◆ TASK REQUIREMENTS
From the data that follows, copy every line with the string "WiFi".
>>
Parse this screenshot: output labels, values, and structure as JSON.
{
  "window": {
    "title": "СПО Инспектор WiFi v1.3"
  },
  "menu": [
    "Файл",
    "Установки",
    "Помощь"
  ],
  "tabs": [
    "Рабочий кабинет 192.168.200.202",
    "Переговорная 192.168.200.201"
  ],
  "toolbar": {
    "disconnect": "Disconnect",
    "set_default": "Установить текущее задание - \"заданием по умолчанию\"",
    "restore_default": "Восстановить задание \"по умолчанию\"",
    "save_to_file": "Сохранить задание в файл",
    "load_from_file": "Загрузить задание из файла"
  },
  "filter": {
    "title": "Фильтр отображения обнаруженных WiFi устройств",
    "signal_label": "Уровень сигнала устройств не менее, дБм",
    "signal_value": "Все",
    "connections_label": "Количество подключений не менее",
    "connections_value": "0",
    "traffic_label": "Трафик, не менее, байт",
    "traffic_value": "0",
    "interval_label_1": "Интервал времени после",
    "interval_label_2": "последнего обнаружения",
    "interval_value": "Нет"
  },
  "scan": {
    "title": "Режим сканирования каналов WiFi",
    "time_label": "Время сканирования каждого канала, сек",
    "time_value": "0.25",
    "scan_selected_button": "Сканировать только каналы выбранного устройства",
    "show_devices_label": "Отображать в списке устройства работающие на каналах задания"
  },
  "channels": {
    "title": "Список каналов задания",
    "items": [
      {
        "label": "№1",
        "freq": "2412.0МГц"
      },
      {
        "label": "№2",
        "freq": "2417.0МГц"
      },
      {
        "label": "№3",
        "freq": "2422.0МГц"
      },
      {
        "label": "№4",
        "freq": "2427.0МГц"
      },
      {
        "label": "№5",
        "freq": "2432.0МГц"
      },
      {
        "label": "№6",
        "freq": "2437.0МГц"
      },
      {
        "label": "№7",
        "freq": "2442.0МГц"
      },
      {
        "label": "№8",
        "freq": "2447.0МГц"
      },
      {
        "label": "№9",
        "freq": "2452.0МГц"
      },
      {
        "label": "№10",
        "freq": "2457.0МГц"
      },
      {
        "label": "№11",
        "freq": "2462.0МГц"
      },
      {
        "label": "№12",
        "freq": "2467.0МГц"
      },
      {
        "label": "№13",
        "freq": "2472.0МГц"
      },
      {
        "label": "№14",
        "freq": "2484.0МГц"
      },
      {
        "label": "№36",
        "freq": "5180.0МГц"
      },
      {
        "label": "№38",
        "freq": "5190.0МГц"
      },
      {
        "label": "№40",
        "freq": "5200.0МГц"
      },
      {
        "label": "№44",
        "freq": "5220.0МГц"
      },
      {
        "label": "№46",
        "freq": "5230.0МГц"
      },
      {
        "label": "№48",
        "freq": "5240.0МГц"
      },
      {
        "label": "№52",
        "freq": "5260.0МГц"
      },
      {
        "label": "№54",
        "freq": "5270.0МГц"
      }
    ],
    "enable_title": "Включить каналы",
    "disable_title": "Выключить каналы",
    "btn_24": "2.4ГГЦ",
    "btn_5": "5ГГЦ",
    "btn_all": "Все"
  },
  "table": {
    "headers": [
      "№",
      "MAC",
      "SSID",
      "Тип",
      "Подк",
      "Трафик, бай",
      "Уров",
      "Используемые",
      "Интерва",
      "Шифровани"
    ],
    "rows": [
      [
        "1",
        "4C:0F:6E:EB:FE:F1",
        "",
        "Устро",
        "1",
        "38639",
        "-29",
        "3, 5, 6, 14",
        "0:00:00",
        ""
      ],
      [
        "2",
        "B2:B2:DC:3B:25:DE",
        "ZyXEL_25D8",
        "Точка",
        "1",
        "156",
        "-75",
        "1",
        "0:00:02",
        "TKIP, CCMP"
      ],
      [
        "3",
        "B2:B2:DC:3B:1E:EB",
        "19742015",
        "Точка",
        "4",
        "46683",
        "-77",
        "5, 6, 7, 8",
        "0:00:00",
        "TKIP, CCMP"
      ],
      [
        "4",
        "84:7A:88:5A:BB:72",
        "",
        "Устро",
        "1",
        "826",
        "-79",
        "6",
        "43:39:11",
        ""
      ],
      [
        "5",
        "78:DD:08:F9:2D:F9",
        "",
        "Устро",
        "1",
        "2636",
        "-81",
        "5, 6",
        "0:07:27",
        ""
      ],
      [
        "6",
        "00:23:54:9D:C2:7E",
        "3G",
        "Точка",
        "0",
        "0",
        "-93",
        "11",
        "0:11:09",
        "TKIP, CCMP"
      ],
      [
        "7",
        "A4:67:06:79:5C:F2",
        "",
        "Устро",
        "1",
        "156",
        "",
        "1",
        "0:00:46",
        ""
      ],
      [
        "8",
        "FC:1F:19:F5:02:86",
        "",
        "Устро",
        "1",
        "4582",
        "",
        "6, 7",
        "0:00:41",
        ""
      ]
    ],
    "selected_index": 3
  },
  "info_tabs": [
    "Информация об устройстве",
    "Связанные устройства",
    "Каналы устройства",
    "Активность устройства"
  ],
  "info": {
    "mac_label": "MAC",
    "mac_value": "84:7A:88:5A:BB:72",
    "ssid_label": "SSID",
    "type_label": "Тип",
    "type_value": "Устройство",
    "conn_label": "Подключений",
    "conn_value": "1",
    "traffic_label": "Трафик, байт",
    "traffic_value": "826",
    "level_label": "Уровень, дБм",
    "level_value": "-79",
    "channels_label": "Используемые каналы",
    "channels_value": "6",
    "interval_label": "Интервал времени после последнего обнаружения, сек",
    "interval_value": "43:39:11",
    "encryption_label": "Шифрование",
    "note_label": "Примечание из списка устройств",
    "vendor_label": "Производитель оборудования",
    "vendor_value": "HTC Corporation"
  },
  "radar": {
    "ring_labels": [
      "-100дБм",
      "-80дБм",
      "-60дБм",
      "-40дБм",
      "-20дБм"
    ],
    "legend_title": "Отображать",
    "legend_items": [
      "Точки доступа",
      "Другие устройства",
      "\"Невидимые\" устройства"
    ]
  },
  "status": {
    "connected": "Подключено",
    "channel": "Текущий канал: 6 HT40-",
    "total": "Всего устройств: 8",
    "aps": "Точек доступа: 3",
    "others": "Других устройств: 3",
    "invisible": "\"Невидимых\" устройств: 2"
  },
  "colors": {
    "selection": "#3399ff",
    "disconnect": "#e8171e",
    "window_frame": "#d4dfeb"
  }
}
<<
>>
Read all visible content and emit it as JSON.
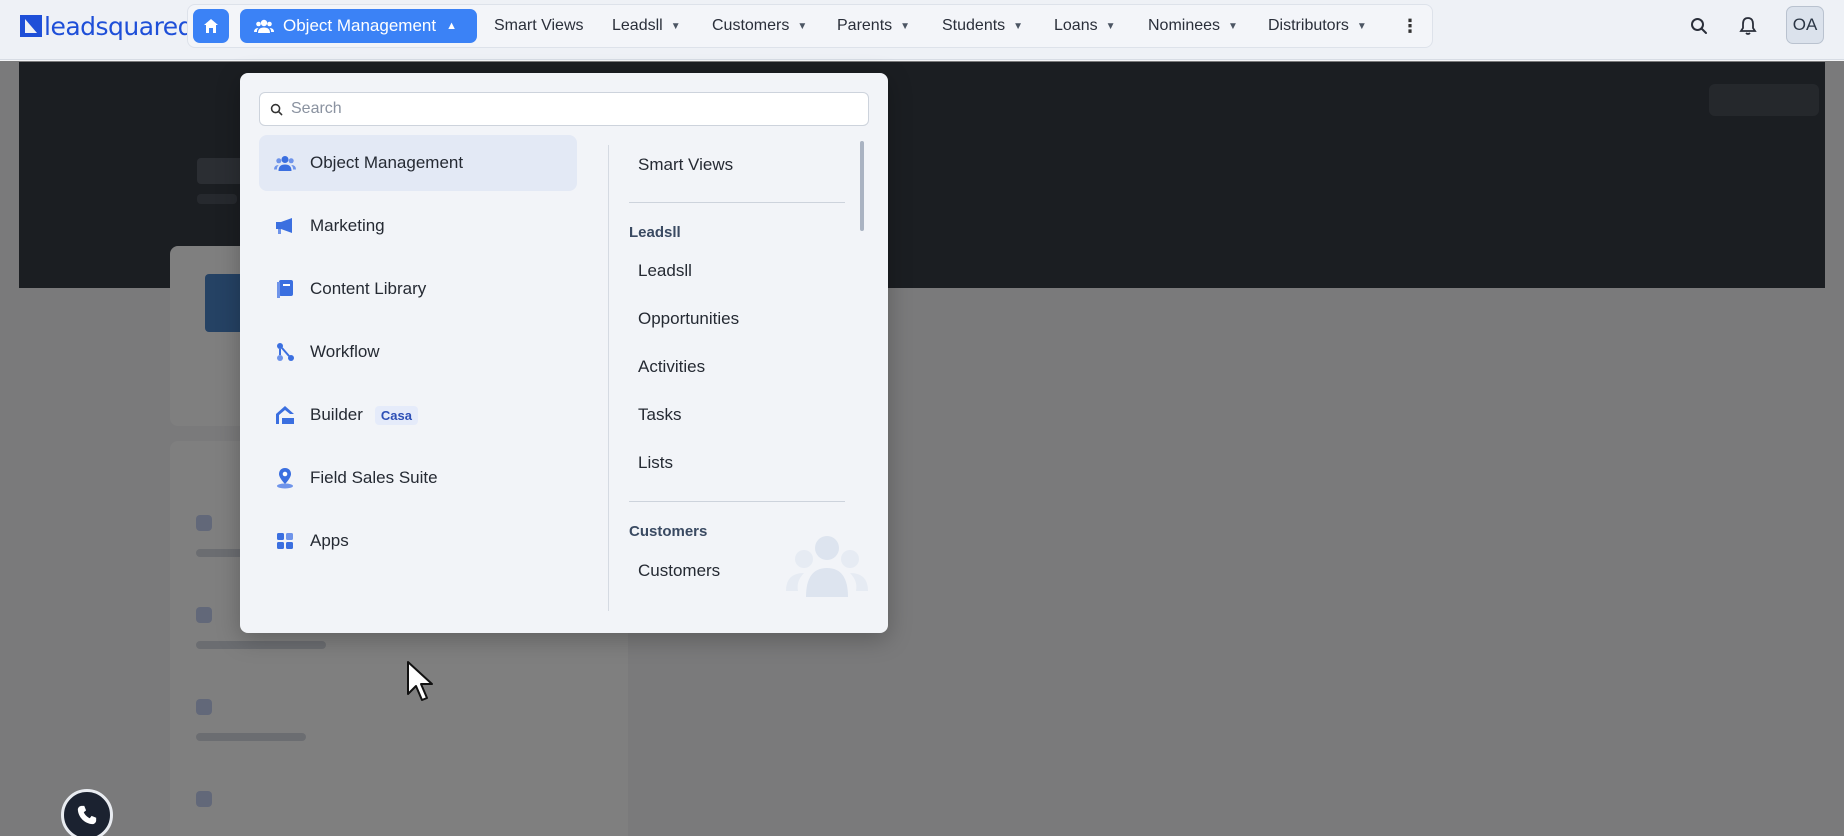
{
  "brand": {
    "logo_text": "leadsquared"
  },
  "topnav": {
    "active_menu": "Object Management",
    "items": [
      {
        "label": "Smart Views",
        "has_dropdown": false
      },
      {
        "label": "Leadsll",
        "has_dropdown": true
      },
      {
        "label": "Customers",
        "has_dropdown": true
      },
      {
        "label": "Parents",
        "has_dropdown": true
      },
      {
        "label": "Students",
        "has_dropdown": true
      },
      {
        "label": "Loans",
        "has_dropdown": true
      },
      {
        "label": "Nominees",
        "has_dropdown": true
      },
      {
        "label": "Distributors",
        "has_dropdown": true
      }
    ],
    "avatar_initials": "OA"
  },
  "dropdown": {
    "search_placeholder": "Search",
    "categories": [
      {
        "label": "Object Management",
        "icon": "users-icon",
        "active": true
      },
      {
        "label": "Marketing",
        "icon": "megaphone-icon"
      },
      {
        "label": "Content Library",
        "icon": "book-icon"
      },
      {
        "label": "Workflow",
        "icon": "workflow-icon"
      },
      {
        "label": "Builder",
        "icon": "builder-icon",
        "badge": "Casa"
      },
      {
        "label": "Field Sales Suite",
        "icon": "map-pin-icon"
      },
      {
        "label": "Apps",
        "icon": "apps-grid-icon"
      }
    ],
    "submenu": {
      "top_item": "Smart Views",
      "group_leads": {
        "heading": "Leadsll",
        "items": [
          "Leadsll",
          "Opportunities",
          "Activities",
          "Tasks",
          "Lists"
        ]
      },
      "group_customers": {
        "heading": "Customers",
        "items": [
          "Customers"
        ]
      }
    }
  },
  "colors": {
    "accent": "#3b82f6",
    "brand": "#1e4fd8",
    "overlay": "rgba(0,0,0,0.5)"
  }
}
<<
◆ RESULT OF THE EXERCISE
    "title": "СПО Инспектор WiFi v1.3"
    "title": "Фильтр отображения обнаруженных WiFi устройств",
    "title": "Режим сканирования каналов WiFi",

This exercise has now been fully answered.